The Bock’s Office: ‘Alien: Covenant’ — In space, no one can hear you scoff
May 25, 2017
A series with horrific creatures that take form thanks to incubating within human hosts should have a sense of irony when its latest entry uses the same methodology to mangle its original greatness. And, yet, no such self-awareness is present in "Alien: Covenant."
In 2104, the spaceship Covenant is en route to a new colony planet with thousands of people aboard in the hopes of starting a new world.
A bump in the ride slows the ship's progress, also bringing the crew out of hyper-sleep. During maintenance on the damaged vessel, the group receives an unusual distress beacon from a previously uncharted planet.
Reasoning that the source of this cry for help could be an even better place for their colony, the newly appointed captain (Billy Crudup) leads a search party to explore the mysterious planet.
While the sender of the transmission appears to be long gone, the crew finds much more than they bargained for, as members are impacted by unseen dangers that bring about some very hostile native lifeforms and one artificial one with a familiar face — an android named David (Michael Fassbender), whom they'll have to trust if they want to stay alive.
The entirety of the plot and perhaps the movie altogether rests on the synthetic shoulders of Fassbender, who returns as the shady, snarky artificial man from "Prometheus," who we learn named himself after Michelangelo's greatest sculpture and is harboring a serious God complex to unravel the secrets of creation, whatever it takes.
Recommended Stories For You
This time, however, he's met his match in the mirror, as the actor also plays a newer model named Walter, much more subservient to the people of Covenant and less inquisitive about his programming. Try not to be insulted that this denser, dutiful, electronic pack mule speaks with an American accent compared to David's hissy British intonation.
It wouldn't be an "Alien" movie without a strong woman present who is all but ignored by her colleagues until it's too late, and Katherine Waterston has the honor this time as scientist Dany Branson, still mourning the recent death of a husband who was incinerated in an accident on the ship, upsetting the chain of command.
Crudup does his best in an underwritten, ultimately meaningless role as Christopher Oram, a pious sort who takes his duty to lead mankind to a new future seriously, somehow making all the wrong decisions along the way.
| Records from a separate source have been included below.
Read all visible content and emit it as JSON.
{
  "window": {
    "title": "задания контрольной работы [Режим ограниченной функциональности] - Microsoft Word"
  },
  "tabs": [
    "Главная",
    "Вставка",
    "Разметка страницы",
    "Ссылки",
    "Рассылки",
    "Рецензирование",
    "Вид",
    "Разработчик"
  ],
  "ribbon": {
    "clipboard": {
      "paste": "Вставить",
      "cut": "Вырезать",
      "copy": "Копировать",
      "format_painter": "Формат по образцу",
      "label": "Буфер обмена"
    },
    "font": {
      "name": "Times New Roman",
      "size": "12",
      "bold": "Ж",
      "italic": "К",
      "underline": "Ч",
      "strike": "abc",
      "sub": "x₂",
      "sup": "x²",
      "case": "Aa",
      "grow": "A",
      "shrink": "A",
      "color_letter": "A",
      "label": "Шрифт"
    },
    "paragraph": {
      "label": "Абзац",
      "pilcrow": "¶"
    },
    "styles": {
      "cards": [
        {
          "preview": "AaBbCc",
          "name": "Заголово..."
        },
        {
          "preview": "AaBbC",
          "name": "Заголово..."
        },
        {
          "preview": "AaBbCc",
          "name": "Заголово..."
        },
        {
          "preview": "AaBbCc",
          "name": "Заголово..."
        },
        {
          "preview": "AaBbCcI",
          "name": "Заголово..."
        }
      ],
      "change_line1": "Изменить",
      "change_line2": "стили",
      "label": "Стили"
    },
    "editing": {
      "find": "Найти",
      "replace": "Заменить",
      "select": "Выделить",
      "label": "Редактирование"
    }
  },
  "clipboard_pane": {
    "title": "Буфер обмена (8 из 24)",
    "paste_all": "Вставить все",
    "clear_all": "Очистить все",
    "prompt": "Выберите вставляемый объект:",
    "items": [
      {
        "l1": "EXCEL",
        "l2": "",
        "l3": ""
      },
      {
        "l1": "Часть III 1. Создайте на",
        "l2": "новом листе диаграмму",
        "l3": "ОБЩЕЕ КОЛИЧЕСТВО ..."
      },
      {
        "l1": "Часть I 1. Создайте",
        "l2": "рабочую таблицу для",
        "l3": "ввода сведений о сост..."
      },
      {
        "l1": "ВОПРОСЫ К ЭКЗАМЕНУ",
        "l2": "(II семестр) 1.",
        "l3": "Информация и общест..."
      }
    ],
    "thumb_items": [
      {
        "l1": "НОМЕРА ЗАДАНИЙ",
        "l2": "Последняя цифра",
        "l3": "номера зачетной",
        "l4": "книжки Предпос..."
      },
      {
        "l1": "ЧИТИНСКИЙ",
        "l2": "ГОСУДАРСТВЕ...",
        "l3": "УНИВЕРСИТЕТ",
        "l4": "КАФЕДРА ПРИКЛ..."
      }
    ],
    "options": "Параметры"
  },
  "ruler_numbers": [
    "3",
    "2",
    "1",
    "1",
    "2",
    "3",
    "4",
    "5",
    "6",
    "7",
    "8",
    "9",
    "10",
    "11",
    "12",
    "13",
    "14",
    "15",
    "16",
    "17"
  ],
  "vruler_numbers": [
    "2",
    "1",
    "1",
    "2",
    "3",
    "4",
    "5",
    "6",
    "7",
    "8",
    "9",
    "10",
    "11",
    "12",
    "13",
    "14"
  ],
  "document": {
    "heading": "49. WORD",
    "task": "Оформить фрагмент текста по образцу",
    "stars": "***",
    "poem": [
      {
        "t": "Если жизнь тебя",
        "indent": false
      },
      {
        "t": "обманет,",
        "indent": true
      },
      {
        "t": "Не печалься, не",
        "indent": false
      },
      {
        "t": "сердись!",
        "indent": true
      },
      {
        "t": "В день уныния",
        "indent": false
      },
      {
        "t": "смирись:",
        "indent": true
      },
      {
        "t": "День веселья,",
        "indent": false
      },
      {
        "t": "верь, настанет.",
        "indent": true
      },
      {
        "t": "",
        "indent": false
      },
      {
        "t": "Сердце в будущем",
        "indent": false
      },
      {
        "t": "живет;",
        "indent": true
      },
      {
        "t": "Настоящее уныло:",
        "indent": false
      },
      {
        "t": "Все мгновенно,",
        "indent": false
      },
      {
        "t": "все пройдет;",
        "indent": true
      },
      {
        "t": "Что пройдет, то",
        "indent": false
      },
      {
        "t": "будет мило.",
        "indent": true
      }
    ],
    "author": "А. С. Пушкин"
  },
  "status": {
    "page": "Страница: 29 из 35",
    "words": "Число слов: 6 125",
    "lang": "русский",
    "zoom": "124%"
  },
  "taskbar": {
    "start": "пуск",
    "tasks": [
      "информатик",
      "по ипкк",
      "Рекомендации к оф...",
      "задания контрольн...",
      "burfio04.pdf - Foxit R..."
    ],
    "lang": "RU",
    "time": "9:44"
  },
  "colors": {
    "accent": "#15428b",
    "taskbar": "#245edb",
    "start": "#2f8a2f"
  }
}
Then there's Danny McBride in all his redneck grandeur as pilot Tennessee Faris, whose recognition of the decoded signal — John Denver's "Take Me Home, Country Roads" — that brings them to this frightening new world speaks volumes about the simplicity of the script.
We ain't in West Virginia anymore…
It's worth noting that the main crew of the Covenant consists of married couples, a hard 180 from the single nature of characters in the earlier films, which makes sense in depicting people uprooting their lives to relocate across the galaxy yet largely serves as an emotional manipulator as people are torn up in learning of their spouses' demises, in most cases to later be ripped apart more literally.
Director Ridley Scott touches on some of the themes from "Prometheus" but also is clearly determined to return to what worked best from his 1979 slasher that introduced us to the Xenomorph.
Blood and guts galore provide the same kind of gruesome thrills, a tactic that of course will work decades later, with some brilliant effects to make these malicious beauties all the more shocking. Yet, it rarely feels fresh when it's happening to folks who are more stock personalities than full people.
Scott is more tethered to the past than he's willing to admit, with a score by Jed Kurzel that draws from Jerry Goldsmith's 1979 composition, plus the tones of Marc Streitenfeld from "Prometheus" for a musical mishmash that goes from hopeful to terrifying and back again.
The battle of wits between David and Walter is easily the most watchable bit of the film and one that isn't as developed as well as it should be, providing an eerily perfect yin and yang of android ethics that's secondary to mayhem.
Did Isaac Asimov take face-huggers into consideration when he came up with his laws of robotics?
Serving as a bridge to a far superior flick, "Alien: Covenant" is serviceable enough without being as groundbreaking as Scott's initial effort, as action-packed as James Cameron's "Aliens," or as full of wonder as "Prometheus."
Still, the "Alien" brand isn't going anywhere any time soon, nor should it. After all, there's still work to do to get "Alien: Resurrection" out of our collective consciousness.